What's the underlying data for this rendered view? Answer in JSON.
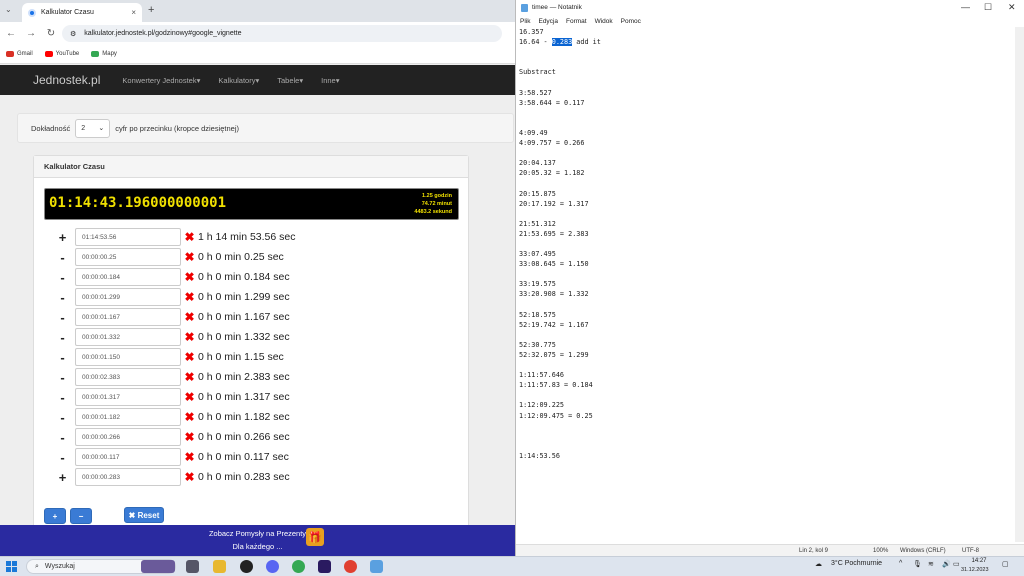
{
  "browser": {
    "tab_title": "Kalkulator Czasu",
    "tab_close": "×",
    "newtab": "+",
    "tab_menu": "⌄",
    "url": "kalkulator.jednostek.pl/godzinowy#google_vignette",
    "bookmarks": [
      {
        "label": "Gmail",
        "color": "#d93025"
      },
      {
        "label": "YouTube",
        "color": "#ff0000"
      },
      {
        "label": "Mapy",
        "color": "#34a853"
      }
    ]
  },
  "site": {
    "brand": "Jednostek.pl",
    "menu": [
      "Konwertery Jednostek▾",
      "Kalkulatory▾",
      "Tabele▾",
      "Inne▾"
    ],
    "precision_label": "Dokładność",
    "precision_value": "2",
    "precision_suffix": "cyfr po przecinku (kropce dziesiętnej)",
    "panel_title": "Kalkulator Czasu",
    "display_main": "01:14:43.196000000001",
    "display_side": [
      "1.25  godzin",
      "74.72  minut",
      "4483.2  sekund"
    ],
    "rows": [
      {
        "sign": "+",
        "value": "01:14:53.56",
        "result": "1 h 14 min 53.56 sec"
      },
      {
        "sign": "-",
        "value": "00:00:00.25",
        "result": "0 h 0 min 0.25 sec"
      },
      {
        "sign": "-",
        "value": "00:00:00.184",
        "result": "0 h 0 min 0.184 sec"
      },
      {
        "sign": "-",
        "value": "00:00:01.299",
        "result": "0 h 0 min 1.299 sec"
      },
      {
        "sign": "-",
        "value": "00:00:01.167",
        "result": "0 h 0 min 1.167 sec"
      },
      {
        "sign": "-",
        "value": "00:00:01.332",
        "result": "0 h 0 min 1.332 sec"
      },
      {
        "sign": "-",
        "value": "00:00:01.150",
        "result": "0 h 0 min 1.15 sec"
      },
      {
        "sign": "-",
        "value": "00:00:02.383",
        "result": "0 h 0 min 2.383 sec"
      },
      {
        "sign": "-",
        "value": "00:00:01.317",
        "result": "0 h 0 min 1.317 sec"
      },
      {
        "sign": "-",
        "value": "00:00:01.182",
        "result": "0 h 0 min 1.182 sec"
      },
      {
        "sign": "-",
        "value": "00:00:00.266",
        "result": "0 h 0 min 0.266 sec"
      },
      {
        "sign": "-",
        "value": "00:00:00.117",
        "result": "0 h 0 min 0.117 sec"
      },
      {
        "sign": "+",
        "value": "00:00:00.283",
        "result": "0 h 0 min 0.283 sec"
      }
    ],
    "add_label": "+",
    "sub_label": "−",
    "reset_label": "✖ Reset",
    "promo_line1": "Zobacz Pomysły na Prezenty",
    "promo_line2": "Dla każdego ..."
  },
  "notepad": {
    "title": "timee — Notatnik",
    "menu": [
      "Plik",
      "Edycja",
      "Format",
      "Widok",
      "Pomoc"
    ],
    "line1": "16.357",
    "line2_pre": "16.64 - ",
    "line2_sel": "0.283",
    "line2_post": " add it",
    "body": "\n\nSubstract\n\n3:58.527\n3:58.644 = 0.117\n\n\n4:09.49\n4:09.757 = 0.266\n\n20:04.137\n20:05.32 = 1.182\n\n20:15.875\n20:17.192 = 1.317\n\n21:51.312\n21:53.695 = 2.383\n\n33:07.495\n33:08.645 = 1.150\n\n33:19.575\n33:20.908 = 1.332\n\n52:18.575\n52:19.742 = 1.167\n\n52:30.775\n52:32.075 = 1.299\n\n1:11:57.646\n1:11:57.83 = 0.184\n\n1:12:09.225\n1:12:09.475 = 0.25\n\n\n\n1:14:53.56",
    "status": {
      "pos": "Lin 2, kol 9",
      "zoom": "100%",
      "eol": "Windows (CRLF)",
      "enc": "UTF-8"
    }
  },
  "taskbar": {
    "search": "Wyszukaj",
    "weather": "3°C  Pochmurnie",
    "time": "14:27",
    "date": "31.12.2023"
  }
}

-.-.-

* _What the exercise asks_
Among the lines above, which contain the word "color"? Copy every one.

* _Answer to this exercise_
        "color": "#d93025"
        "color": "#ff0000"
        "color": "#34a853"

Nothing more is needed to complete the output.